In ‘All in a Garden Green’ the young Erica is sent back to Elizabethan England, where her ancestors faced persecution for their Catholic beliefs.
You may not think of music as a miracle, but it is. There is no reason that sound vibrations of certain wavelengths should form notes that can then be combined to produce an infinite and achingly beautiful variety of forms and harmonic effects. That music exists and that human beings can create it and appreciate it points to a Creator who has a good plan for us.
Erica, the young protagonist of All in a Garden Green, has never thought about the meaning of music, though she is a talented pianist and singer. Being 13, Erica’s concerns are more immediate — her friends, her feelings, and a weird, know-it-all boy named Pedro who she sort of likes in spite of herself.
Living in an old British estate for a few months sounds like great fun to me, but 13-year-old Erica is appalled by the prospect of doing just that with her family. The trip proves to be memorable, however; it is at Hengrave Hall that she will meet a wise nun named Sister Julian who will gently inspire Erica to go beyond her immediate feelings and reactions.
It isn’t much of a spoiler to tell you that Erica is sent back in time to the year 1578. She meets her own ancestors there, the Kytson family, who unlike Erica’s family actively practice their Catholic faith. Those were the days, of course, when “the old faith” was persecuted in England and Catholic families had to hide clergy in “priest holes” to prevent them from being tortured and killed.
A visit from a queen
Erica arrives at Hengrave Hall on the very day when Queen Elizabeth (the original one) is visiting. The Kytsons fear that she has come to the region “to frighten good Catholic folk.” They have reasons to be scared because that very night the monarch will decide whether to confer knighthood upon Thomas Kyston or send him to prison for his Catholic sympathies.
It’s no coincidence that the visits of Queen Elizabeth and Erica coincide as Sister Julian explains:
“There are prayers,” she said earnestly, “that reach across the centuries. We are all one community at Hengrave Hall. We find ways to help each other — to bear one another’s burdens — when one of us is in distress. Or perhaps I should say that ways are found. Even across great lengths of time.“

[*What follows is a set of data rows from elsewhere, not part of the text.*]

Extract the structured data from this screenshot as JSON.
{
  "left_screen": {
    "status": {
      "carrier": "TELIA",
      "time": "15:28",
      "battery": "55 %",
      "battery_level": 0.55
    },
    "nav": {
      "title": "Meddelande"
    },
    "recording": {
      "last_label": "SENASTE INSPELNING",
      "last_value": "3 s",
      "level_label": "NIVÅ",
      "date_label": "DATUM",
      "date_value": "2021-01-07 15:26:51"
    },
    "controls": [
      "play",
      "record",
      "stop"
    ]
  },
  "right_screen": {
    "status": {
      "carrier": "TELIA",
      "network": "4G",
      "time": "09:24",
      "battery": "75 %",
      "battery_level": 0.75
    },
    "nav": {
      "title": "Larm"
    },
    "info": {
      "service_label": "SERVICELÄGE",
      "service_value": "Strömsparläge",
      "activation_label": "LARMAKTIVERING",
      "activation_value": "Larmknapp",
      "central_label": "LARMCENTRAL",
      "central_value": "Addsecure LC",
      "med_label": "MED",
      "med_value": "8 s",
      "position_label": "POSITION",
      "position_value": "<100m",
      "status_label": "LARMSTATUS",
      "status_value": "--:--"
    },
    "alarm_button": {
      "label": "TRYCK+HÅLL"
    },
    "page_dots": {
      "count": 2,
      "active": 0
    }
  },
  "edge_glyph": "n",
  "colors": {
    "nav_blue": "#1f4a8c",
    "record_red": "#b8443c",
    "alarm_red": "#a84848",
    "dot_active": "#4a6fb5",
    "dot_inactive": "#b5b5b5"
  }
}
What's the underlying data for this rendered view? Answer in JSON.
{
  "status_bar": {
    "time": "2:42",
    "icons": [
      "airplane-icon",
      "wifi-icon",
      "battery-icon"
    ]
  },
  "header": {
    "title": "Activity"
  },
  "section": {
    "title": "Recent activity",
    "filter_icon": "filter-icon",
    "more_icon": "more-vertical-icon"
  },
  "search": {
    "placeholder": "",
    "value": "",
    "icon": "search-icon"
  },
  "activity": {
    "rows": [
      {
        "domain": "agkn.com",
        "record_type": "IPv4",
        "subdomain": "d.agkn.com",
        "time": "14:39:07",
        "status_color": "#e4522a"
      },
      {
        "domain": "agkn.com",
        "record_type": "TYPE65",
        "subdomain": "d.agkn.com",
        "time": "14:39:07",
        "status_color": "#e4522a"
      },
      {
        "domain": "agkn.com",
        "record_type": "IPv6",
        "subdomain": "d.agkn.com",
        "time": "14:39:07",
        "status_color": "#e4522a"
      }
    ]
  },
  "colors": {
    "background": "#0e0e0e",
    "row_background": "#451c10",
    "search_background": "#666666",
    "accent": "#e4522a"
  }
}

As it turns out, Erica is indeed God’s answer to a prayer and the family’s future depends upon her and her talents.
The pull of the past and of music
All in a Garden Green is about the pull of tradition, family, and religious belief and how these essential things leave their mark on us across generations in ways we are unaware of. It is also a book about the miracle of music and how it transforms us and generates a sense of awe.
Paul J. Willis, the book’s author, is never preachy. He encourages his readers to think, just as Sister Julian encourages Erica to think for herself. Willis is especially effective at transporting us to a faraway world where the clocks do not have minute hands because “the minutes did not seem to matter.” Also wonderful is the fact that Hengrave House is a real place and Thomas Kytson and his family are historical figures.
One of the things I especially like about the novel is how Erica can feel sympathy for the Kytsons even if she can’t really like them. I’m pretty sure that’s how I would feel if I were sent to the past and had to interact with my own ancestors. They would have completely different assumptions from my own and customs that would be hard to relate to. Like Erica, I might be appalled by the lack of hygiene, just as I would no doubt appall my ancestors with my bad manners and lack of proper decorum.
All in a Garden Green would be an interesting book to read and discuss with your teenagers. You might especially discuss whether you believe, as Sister Julian does, that prayers can transcend time. There is also the question of the meaning of the Kyston family motto, Bon temps viendra, considering the ultimate fate of the novel’s historical characters.
Resources for readers
Here are a few resources that might help you better understand the Elizabethan background of the book:
This arrangement of “All in a Garden Green” for harpsichord, recorder, and cello will give you an authentic sense of how this piece would have sounded during the days of Queen Elizabeth.
In 2019, the Huntington Library in California organized a conference on how England’s Catholic underground kept their literature secretly in print.
A “priest hole,” also known as a “priest hide,” features in the novel. In the below video, the manager of an old Tudor estate actually stays in one of the house’s priest holes for 36 hours. He gives a brief but fascinating lesson on why priest holes were necessary and how they worked.
Also check out the other books on Aleteia’s 2023 Summer Book List for Teens.